### Table 4. Comparison of shape distributions versus moments.

"... In PAGE 11: ... The shape signatures are compared using a component-by-component L2 norm. Table4 compares the results achieved with this moment- based classifier versus the method proposed in this paper. We find that D2 shape distributions outperform moments for classification of models in our tests.... ..."

### Table 10: Conjugated gradients on a nite di erence discretization, test1.i We test the multigrid method with the given restriction and prolongation stencils, see 8 les are in MGfdm7/Verify/

### Table 1 Comparison of descriptive statistics for continuous and corresponding discrete Rayleigh distributions with parameters chosen to match their means

1998

"... In PAGE 5: ... 2 compares the shapes of the discrete and continuous Rayleigh distributions. Table1 com- pares the descriptive statistics for the continuous and corresponding discrete Rayleigh distribu- tions with parameters chosen to match their means. It is evident that the discrete Rayleigh distribution approximates the Rayleigh distribu- tion.... ..."

### Table 1 Characteristics of Discrete Choice Models

1998

"... In PAGE 4: ...3 We also discuss the common assumptions these two logit models make about the distribution of the disturbances. We characterize the basic properties of several discrete choice models in Table1 .[Table 1 Here] Table 1 shows that multinomial logit is the most restrictive discrete choice model we discuss in this paper; it models the choice probabilities as functions only of characteristics of the individual voter, it does not allow the error terms to be correlated across choices, and it provides few answers to important political questions.... In PAGE 4: ... We characterize the basic properties of several discrete choice models in Table 1.[Table 1 Here] Table1 shows that multinomial logit is the most restrictive discrete choice model we discuss in this paper; it models the choice probabilities as functions only of characteristics of the individual voter, it does not allow the error terms to be correlated across choices, and it provides few answers to important political questions. Conditional logit, however, is less restrictive since it allows for... ..."

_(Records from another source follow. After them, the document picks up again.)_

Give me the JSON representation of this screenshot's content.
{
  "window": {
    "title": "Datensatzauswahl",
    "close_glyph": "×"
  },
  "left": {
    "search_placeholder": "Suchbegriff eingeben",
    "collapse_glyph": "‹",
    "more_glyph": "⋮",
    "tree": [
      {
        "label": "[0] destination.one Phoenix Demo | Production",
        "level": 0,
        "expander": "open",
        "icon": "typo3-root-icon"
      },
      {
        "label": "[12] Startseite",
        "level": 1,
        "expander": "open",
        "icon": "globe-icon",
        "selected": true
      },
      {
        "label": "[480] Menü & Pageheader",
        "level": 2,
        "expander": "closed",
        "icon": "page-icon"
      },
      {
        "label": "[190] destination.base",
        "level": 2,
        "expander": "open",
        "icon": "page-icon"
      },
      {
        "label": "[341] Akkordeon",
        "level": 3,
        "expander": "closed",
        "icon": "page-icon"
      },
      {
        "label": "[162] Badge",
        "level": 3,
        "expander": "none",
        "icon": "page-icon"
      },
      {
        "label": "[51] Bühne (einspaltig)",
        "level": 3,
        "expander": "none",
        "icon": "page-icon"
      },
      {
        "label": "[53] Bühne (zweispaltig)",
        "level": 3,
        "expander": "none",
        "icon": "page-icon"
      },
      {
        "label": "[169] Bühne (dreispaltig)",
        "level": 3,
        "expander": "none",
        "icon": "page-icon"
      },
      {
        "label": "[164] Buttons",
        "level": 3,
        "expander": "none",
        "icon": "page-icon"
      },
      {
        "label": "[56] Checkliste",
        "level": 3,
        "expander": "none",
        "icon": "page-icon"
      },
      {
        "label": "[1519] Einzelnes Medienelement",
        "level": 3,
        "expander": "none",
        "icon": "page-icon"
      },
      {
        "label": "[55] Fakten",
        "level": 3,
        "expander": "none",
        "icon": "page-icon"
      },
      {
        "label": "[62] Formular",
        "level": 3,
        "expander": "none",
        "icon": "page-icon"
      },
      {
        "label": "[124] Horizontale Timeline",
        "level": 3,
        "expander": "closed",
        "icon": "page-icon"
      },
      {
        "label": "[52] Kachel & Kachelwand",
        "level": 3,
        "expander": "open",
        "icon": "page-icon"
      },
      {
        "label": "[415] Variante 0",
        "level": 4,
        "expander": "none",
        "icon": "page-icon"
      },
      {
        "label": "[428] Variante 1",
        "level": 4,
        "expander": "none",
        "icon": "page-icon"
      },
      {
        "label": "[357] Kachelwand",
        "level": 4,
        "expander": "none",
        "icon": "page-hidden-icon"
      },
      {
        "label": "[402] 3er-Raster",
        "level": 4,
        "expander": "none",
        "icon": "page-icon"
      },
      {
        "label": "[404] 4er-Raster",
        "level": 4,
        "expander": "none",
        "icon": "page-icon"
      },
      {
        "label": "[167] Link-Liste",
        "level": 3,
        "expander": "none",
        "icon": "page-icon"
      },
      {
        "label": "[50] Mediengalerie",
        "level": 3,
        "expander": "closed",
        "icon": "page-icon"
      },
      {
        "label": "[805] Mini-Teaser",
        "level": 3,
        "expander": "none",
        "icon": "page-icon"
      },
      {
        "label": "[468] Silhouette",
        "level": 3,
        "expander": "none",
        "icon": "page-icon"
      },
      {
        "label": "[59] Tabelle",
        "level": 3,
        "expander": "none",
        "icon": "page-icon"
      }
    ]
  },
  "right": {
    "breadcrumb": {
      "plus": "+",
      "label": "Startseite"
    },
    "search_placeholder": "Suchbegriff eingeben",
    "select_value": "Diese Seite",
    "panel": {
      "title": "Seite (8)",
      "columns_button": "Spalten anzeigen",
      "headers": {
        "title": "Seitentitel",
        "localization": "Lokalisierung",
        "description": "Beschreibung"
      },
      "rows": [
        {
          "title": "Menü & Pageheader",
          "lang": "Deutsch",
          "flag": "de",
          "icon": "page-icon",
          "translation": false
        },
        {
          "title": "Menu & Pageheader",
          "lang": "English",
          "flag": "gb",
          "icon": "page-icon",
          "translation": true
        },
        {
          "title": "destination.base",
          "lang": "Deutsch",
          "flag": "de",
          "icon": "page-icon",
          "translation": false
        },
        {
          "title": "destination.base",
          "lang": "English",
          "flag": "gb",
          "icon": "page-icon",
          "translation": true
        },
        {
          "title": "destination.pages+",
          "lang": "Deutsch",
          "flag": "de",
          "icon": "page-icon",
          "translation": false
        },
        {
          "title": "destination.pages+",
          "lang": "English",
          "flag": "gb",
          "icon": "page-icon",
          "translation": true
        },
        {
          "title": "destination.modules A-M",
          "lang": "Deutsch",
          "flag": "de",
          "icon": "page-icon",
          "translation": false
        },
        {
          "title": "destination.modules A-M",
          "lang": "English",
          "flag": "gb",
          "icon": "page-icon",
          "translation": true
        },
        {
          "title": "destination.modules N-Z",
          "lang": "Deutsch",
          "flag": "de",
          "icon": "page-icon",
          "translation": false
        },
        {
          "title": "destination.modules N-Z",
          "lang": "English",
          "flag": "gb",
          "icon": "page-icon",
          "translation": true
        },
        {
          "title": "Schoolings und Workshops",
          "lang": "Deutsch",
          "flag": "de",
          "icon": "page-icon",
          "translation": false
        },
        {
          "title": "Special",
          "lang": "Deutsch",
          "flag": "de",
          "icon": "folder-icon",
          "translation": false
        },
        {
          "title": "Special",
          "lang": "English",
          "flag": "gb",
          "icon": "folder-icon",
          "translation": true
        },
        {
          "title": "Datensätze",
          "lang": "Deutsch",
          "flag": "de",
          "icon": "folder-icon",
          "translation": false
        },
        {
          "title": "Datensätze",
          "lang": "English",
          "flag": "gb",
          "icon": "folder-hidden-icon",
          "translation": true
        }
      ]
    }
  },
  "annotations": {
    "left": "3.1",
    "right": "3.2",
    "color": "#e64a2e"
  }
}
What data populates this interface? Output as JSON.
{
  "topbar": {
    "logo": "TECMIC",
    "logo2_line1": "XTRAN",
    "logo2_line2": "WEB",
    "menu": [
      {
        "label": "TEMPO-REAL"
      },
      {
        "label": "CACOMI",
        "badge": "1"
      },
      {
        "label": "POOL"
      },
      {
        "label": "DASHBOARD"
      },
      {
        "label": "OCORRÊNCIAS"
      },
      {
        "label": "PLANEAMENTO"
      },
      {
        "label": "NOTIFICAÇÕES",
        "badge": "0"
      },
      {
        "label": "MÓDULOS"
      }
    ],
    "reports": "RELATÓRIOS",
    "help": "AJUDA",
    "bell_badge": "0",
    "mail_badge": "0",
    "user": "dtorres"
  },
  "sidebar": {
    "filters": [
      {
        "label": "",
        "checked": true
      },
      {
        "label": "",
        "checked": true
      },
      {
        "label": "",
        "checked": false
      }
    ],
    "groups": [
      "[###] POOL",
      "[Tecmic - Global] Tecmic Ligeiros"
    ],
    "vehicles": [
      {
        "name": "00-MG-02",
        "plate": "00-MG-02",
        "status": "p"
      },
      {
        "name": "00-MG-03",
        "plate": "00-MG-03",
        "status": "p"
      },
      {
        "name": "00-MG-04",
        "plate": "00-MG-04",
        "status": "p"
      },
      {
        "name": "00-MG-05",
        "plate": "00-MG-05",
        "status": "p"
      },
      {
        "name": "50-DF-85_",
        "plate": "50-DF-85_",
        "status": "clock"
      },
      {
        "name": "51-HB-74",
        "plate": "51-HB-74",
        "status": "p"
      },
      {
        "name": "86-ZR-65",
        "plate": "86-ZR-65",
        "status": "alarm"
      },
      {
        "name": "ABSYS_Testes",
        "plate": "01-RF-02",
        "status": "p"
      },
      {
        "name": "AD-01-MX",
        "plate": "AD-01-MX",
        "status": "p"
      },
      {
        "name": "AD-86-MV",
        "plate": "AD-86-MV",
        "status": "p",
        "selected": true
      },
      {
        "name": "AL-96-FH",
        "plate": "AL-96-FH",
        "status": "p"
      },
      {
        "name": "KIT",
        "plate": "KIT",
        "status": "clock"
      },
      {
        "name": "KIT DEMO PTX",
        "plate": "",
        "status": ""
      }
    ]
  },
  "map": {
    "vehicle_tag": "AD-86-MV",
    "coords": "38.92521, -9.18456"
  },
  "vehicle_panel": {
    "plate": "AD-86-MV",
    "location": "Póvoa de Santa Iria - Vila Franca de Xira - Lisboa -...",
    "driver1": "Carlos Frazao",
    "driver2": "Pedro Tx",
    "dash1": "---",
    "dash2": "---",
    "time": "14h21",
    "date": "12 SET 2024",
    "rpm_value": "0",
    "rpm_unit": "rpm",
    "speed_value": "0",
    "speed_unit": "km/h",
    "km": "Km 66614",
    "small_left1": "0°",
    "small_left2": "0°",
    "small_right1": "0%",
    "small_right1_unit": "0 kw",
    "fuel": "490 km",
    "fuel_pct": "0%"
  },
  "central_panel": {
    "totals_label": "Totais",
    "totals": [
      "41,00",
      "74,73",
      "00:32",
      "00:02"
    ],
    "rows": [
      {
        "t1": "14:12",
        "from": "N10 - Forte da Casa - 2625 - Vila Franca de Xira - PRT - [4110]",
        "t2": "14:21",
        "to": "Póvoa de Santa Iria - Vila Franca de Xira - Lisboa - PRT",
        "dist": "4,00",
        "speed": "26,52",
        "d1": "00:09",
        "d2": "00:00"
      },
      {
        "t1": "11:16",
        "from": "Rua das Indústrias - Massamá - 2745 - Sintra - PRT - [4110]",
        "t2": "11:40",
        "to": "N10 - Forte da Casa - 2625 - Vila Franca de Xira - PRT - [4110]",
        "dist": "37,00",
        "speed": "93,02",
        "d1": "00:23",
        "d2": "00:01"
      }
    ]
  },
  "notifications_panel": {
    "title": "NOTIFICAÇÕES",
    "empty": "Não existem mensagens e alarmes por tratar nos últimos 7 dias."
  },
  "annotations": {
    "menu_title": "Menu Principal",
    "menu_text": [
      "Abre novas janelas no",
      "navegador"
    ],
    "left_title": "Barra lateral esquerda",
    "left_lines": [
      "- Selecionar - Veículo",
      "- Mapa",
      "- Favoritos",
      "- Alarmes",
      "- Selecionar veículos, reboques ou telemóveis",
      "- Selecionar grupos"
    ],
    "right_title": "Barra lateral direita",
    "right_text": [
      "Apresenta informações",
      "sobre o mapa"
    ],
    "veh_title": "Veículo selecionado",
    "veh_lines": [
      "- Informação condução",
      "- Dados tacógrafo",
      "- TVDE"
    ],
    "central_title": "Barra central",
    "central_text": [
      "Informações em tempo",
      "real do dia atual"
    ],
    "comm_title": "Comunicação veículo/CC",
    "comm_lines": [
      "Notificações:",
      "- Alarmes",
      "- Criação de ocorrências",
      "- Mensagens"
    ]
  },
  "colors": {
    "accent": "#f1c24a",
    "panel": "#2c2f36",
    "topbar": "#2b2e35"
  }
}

Cited by 17

### Table 2. Generators for discrete distributions

1992

"... In PAGE 5: ...his yields convenient algorithms with bounded computation times, i.e. the times do not grow with the parameters of the distributions. Again unstored or simple inversion is substituted in the utility routines pruec, bruec and hruec when it is faster than ratio of uniforms (see Table2 below). The geometric distribution with probability of success p and probability function pk = p (1 ? p)k; k = 0; 1; : : : permit inversion by K = bln U=(1?p)c .... ..."

Cited by 5

### Table 5: Discretization errors on meshes with irregular-shaped polyhedra.

in The mimetic finite difference discretization of diffusion problem on unstructured polyhedral meshes

2005

"... In PAGE 17: ... But now we investigate the dependence of convergence rates on shape regularity of mesh elements. The computational results are presented in Table5 where is the ratio of the maximal face area to the minimal one. Thus, = 1 means that a hexahedron is transformed into a pentahedron.... In PAGE 17: ...Table 5: Discretization errors on meshes with irregular-shaped polyhedra. The numerical results presented in Table5 verify that decrease of shape regularity of mesh elements does not a ect convergence of the mimetic discretization. 6.... ..."

Cited by 2

### Table 11b: Model Restriction Test Model Restriction Test

2002

Cited by 10

### Table 5: Testing Demand Restrictions

"... In PAGE 17: ... An important issue is whether the restrictions implied by demand theory hold. Likelihood ratio tests shown in Table5 indicate that for the LA/AIDS demand system, symmetry and homogeneity are individually rejected, and, as a result, both symmetry and homogeneity to- gether do not hold. On the other hand, there is strong support for accepting symmetry for the Rotterdam specification and limited support for accepting the null that homogeneity and homogeneity and symmetry together hold.... ..."

### Table 3: Test of cointegrating restrictions.

### Table 2. Statistics for separate color and shape

"... In PAGE 5: ...ompleting a query. The tests shown are referred to combined color and shape retrieval. Table 1 shows that building a single tree for multiple features requires less time than building a tree for every feature. Considering the queries, combined features #28Table 3#29 are faster than separate features #28 Table2 #29 because in the latter case it is necessary to search each index and then merge the results. We notice that for larger values of k, the performance of separate features vs.... In PAGE 7: ... 3. Complexity of merge operation Table2 and Figure 2 show that both in the real dataset of 400 images and in randomly generated distributions the metric which provides better performance is L 1 , then L 2 and #0Cnally L 1 ; however, performance is inversely proportional to the retrieval accuracy, which is better with L 1 , then with L 2 and #0Cnally L 1 metric. Figure 3 veri#0Ces, for the merge operation, the computational complexity estimated in Section 4, which is polynomial on the number n of features requested by the query and the number k of images to be retrieved.... ..."